Phosphorus (P) Function: essential for the formation of bones, teeth, and body fluids. Required for metabolism, cell respiration and normal reproduction. Deficiency signs: similar to calcium deficiency, lack of appetite, poor reproduction and unthrifty appearance. Sources: dicalcium phosphate, bone meal, and low fluorine phosphates.
Potassium (K) Function: retention and formation of body fluids, pH concentration of body fluid and rumen digestion. Deficiency signs: nonspecific and unlikely under most conditions but may have decreased feed consumption and efficiency. Sources: roughages. Grains are less than roughages.
Manganese (Mn) Function: Fetal development, udder development, milk production and skeleton development. Deficiency signs: Abortions, reduced fertility, deformed young and poor growth. Sources: Most use trace mineralized salt.
I Cu FeSe Mn Mozn! What’s that supposed to mean? The Microminerals Iodine (I) Copper (Cu) Iron (Fe) Selenium (Se) Manganese (Mn) Molybedenum (Mo) Zinc (Zn)
Copper (Cu) Function: should be present in animal tissues for iron to be properly utilized, hemoglobin formation and synthesis of keratin for fair and wool growth. Deficiency signs: poor pigmentation of feathers, stringy wool, sway back lambs, lack of muscle coordination and anemia. Sources: forages and copper salts.

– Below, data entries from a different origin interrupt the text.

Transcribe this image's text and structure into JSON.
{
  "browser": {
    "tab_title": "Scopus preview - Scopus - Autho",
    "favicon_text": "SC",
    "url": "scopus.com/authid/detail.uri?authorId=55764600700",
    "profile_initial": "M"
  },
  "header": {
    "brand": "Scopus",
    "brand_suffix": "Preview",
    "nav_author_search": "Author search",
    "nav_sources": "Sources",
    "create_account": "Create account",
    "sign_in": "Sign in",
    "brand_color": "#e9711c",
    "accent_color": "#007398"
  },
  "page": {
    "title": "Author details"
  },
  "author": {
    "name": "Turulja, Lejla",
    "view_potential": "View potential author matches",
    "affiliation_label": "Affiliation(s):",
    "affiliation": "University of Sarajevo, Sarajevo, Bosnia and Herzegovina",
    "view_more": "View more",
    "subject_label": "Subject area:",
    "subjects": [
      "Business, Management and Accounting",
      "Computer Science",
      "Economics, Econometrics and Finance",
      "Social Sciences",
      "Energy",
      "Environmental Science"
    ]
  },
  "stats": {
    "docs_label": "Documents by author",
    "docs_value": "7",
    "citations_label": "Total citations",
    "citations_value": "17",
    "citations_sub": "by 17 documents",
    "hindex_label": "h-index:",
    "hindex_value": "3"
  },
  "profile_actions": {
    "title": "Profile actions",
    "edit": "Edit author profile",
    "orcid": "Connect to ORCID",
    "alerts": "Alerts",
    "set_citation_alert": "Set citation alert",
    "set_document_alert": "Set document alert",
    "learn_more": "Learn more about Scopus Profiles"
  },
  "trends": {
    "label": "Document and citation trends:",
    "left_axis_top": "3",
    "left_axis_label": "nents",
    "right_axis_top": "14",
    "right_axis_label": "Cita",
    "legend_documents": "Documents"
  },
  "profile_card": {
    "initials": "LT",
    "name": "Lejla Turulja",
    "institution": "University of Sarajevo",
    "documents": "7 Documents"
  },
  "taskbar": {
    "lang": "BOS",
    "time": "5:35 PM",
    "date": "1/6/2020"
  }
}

Iron (Fe): Function: essential for the function of every organ and tissue of the body (Hemoglobin). Deficiency signs: seldom occurs in older animals, nutritional anemia, labored breathing and pale eyelids, ears and nose. Sources: forages and copper or trace mineral salts.
Cobalt (Co) Function: required as a nutrient for the microorganisms in ruminants and thereby aids in rumen synthesis of Vitamin B 12. Because swine cannot manufacture B 12 from cobalt, the diets are supplemental with vitamin B 12 instead. Deficiency signs: lack of appetite, loss of weight, rough hair coat, anemia, decreased milk and wool production and death in extreme cases. Sources: legume forages and salt containing cobalt.
Magnesium (Mg) Function: similar to calcium and phosphorus. Deficiency signs: Animals are irritable, their heart beat is irregular and there is severe kidney damage. Sources: mineral supplements and ordinary feeds.
Poor posture? Ca & P Which nutrient deficiencies does Cap. KS have? Childless/ reproductive dysfunction? B 2 & A Bleeding gums & Scurvy? C Lameness? D & E Night blindness? A Blood won’t clot? K
Vocabulary Review Nutrients:chemical substances in food that are used by the body to produce energy and tissues. Vitamins: essential organic nutrients, required in small amounts, that cannot be synthesized by the body. Required for growth, maintenance, reproduction and lactation. Vitamin deficiency: decline in health due to the lack of a vitamin in a ration.
Vocabulary Review Fat soluble vitamin: a vitamin that can be stored and accumulated in the liver and other fatty tissues. Water soluble vitamin: a vitamin that cannot be stored in the tissues. Must be provided regularly as deficiencies can develop in a short time. Minerals: essential inorganic compounds, required in small amounts. Required for growth, maintenance, reproduction and lactation. Macrominerals: required in large amounts. Micromineralsrequired in small amounts.